What's going on?
Shares of Bristol-Myers Squibb, the pharmaceutical company, dropped more than 15% on Friday: one of its key drugs failed a test to approve it for use among a wide swathe of cancer patients.
What does this mean?
The drug in question, called Opdivo, is already in use as a drug for some rare cancers, but Bristol-Myers was hoping that it would be successful at treating cancers that affect a large number of people (specifically, it was targeting the most common form of lung cancer). The company, as well as many investors, had high expectations for the drug and its failure to perform was a big surprise – which is why the share price reacted so violently. Shares of Bristol-Myers’ rival, Merck, jumped 10% on Friday as a similar drug from Merck, which has passed a similar test already, will now face less competition.
Why should I care?
The bigger picture: The pharmaceutical business is inherently risky.
Developing new drugs comes with risks: it’s an expensive endeavor and far from guaranteed to succeed. Bristol-Myers purposefully pursued a riskier strategy than its rival Merck, which involved targeting Opdivo at a broad range of cancer sufferers (rather than at a smaller sub-section, with whom the drug would have more likely been successful). While big pharma companies, such as Bristol-Myers, protect themselves by having a variety of product streams and relatively low debt levels, Friday’s news is a reminder that, even amongst the biggest companies, pharma is a risky business.
For the stock: Opdivo was supposed to drive a lot of Bristol-Myers’ future growth.
It’s not game over for the drug: it’s quite likely that it will find success as part of a combination of therapies for cancer patients. But it probably won’t be used for as many patients as Bristol-Myers had hoped.

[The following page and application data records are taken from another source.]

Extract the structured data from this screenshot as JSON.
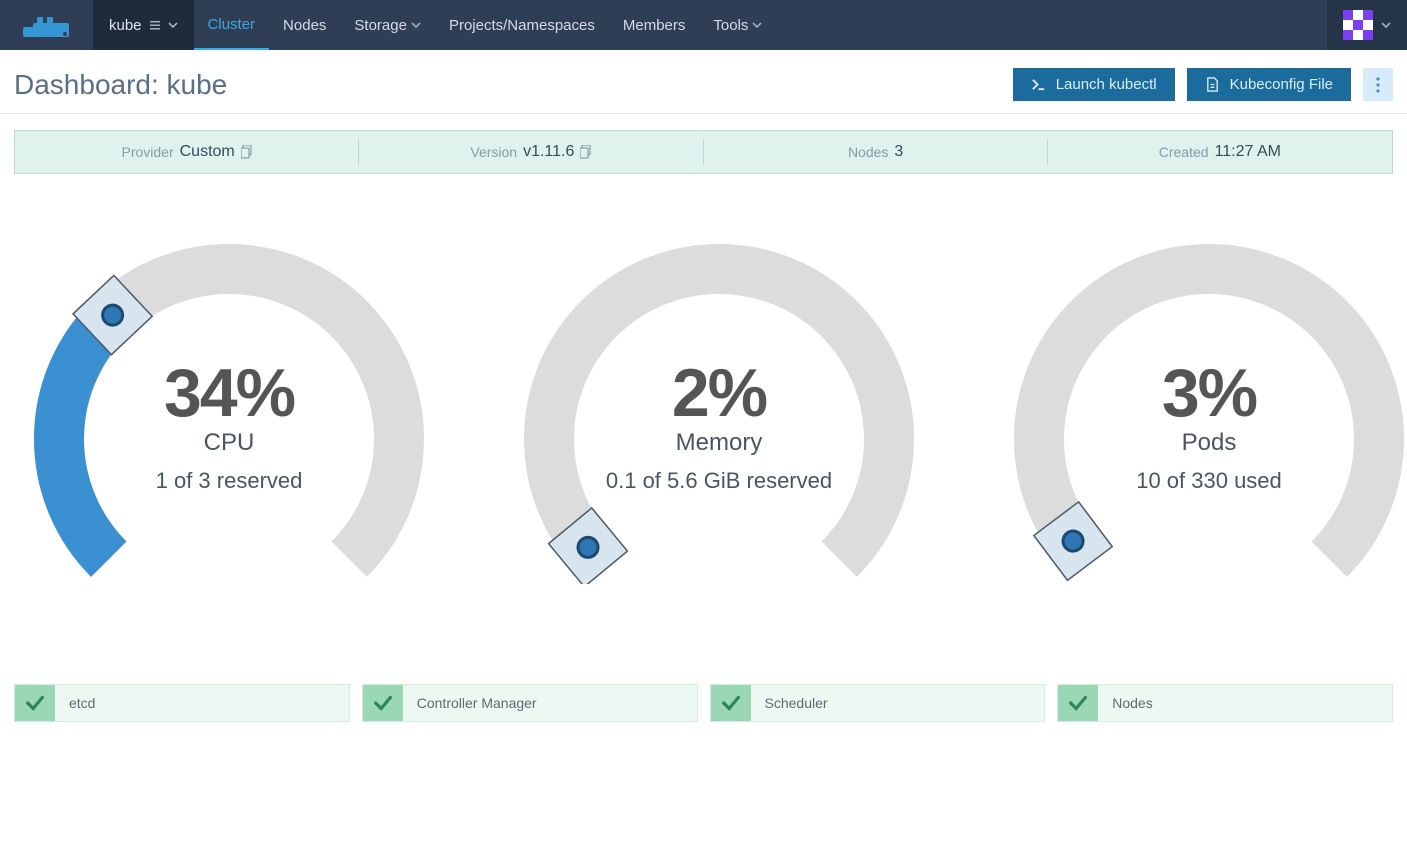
{
  "nav": {
    "cluster_name": "kube",
    "items": [
      "Cluster",
      "Nodes",
      "Storage",
      "Projects/Namespaces",
      "Members",
      "Tools"
    ],
    "active_index": 0,
    "dropdown_indices": [
      2,
      5
    ]
  },
  "page": {
    "title": "Dashboard: kube",
    "launch_kubectl": "Launch kubectl",
    "kubeconfig_file": "Kubeconfig File"
  },
  "info": {
    "provider_label": "Provider",
    "provider_value": "Custom",
    "version_label": "Version",
    "version_value": "v1.11.6",
    "nodes_label": "Nodes",
    "nodes_value": "3",
    "created_label": "Created",
    "created_value": "11:27 AM"
  },
  "chart_data": [
    {
      "type": "gauge",
      "title": "CPU",
      "percent": 34,
      "subtitle": "1 of 3 reserved"
    },
    {
      "type": "gauge",
      "title": "Memory",
      "percent": 2,
      "subtitle": "0.1 of 5.6 GiB reserved"
    },
    {
      "type": "gauge",
      "title": "Pods",
      "percent": 3,
      "subtitle": "10 of 330 used"
    }
  ],
  "status": [
    {
      "label": "etcd"
    },
    {
      "label": "Controller Manager"
    },
    {
      "label": "Scheduler"
    },
    {
      "label": "Nodes"
    }
  ],
  "colors": {
    "accent": "#3a90d1",
    "track": "#dcdcdc",
    "nav_bg": "#2f3e55"
  }
}
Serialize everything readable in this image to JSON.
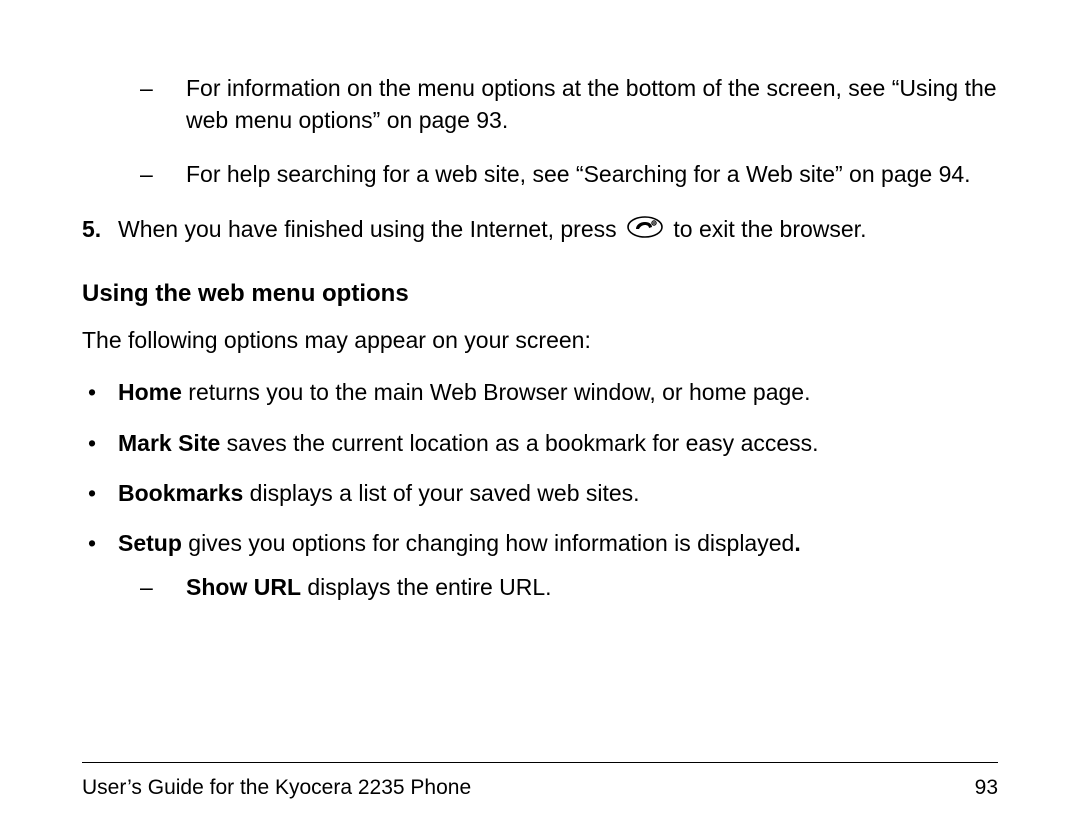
{
  "dashItems": [
    "For information on the menu options at the bottom of the screen, see “Using the web menu options” on page 93.",
    "For help searching for a web site, see “Searching for a Web site” on page 94."
  ],
  "step5": {
    "num": "5.",
    "before": "When you have finished using the Internet, press ",
    "after": " to exit the browser."
  },
  "heading": "Using the web menu options",
  "intro": "The following options may appear on your screen:",
  "bullets": [
    {
      "bold": "Home",
      "rest": " returns you to the main Web Browser window, or home page."
    },
    {
      "bold": "Mark Site",
      "rest": " saves the current location as a bookmark for easy access."
    },
    {
      "bold": "Bookmarks",
      "rest": " displays a list of your saved web sites."
    },
    {
      "bold": "Setup",
      "rest": " gives you options for changing how information is displayed",
      "trailBold": "."
    }
  ],
  "subDash": {
    "bold": "Show URL",
    "rest": " displays the entire URL."
  },
  "footer": {
    "title": "User’s Guide for the Kyocera 2235 Phone",
    "page": "93"
  },
  "marker": {
    "dash": "–",
    "bullet": "•"
  }
}
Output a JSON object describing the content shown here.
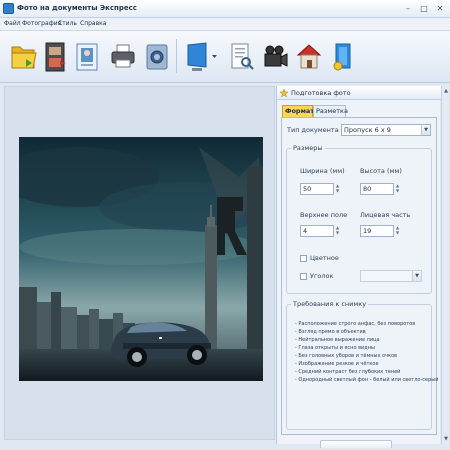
{
  "window": {
    "title": "Фото на документы Экспресс",
    "minimize_label": "–",
    "maximize_label": "□",
    "close_label": "✕"
  },
  "menu": {
    "items": [
      {
        "label": "Файл"
      },
      {
        "label": "Фотография"
      },
      {
        "label": "Стиль"
      },
      {
        "label": "Справка"
      }
    ]
  },
  "toolbar": {
    "buttons": [
      {
        "icon": "open-folder-icon"
      },
      {
        "icon": "filmstrip-icon"
      },
      {
        "icon": "photo-card-icon"
      },
      {
        "icon": "printer-icon"
      },
      {
        "icon": "camera-icon"
      },
      {
        "icon": "monitor-icon"
      },
      {
        "icon": "document-search-icon"
      },
      {
        "icon": "video-camera-icon"
      },
      {
        "icon": "home-icon"
      },
      {
        "icon": "install-box-icon"
      }
    ]
  },
  "panel": {
    "header": "Подготовка фото",
    "tabs": [
      {
        "label": "Формат",
        "active": true
      },
      {
        "label": "Разметка",
        "active": false
      }
    ],
    "document_type_label": "Тип документа",
    "document_type_value": "Пропуск 6 x 9",
    "sizes_group": "Размеры",
    "width_label": "Ширина (мм)",
    "width_value": "50",
    "height_label": "Высота (мм)",
    "height_value": "80",
    "top_margin_label": "Верхнее поле",
    "top_margin_value": "4",
    "face_part_label": "Лицевая часть",
    "face_part_value": "19",
    "color_label": "Цветное",
    "corner_label": "Уголок",
    "requirements_group": "Требования к снимку",
    "requirements": [
      "- Расположение строго анфас, без поворотов",
      "- Взгляд прямо в объектив",
      "- Нейтральное выражение лица",
      "- Глаза открыты и ясно видны",
      "- Без головных уборов и тёмных очков",
      "- Изображение резкое и чёткое",
      "- Средний контраст без глубоких теней",
      "- Однородный светлый фон - белый или светло-серый"
    ]
  },
  "scroll": {
    "up": "▲",
    "down": "▼"
  },
  "colors": {
    "accent_tab": "#ffd65a",
    "window_bg": "#dfe8f3",
    "panel_bg": "#eef3fa"
  }
}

Analysts are split on the long-term impact for the company, but suffice to say the road ahead isn’t as smooth as investors had hoped.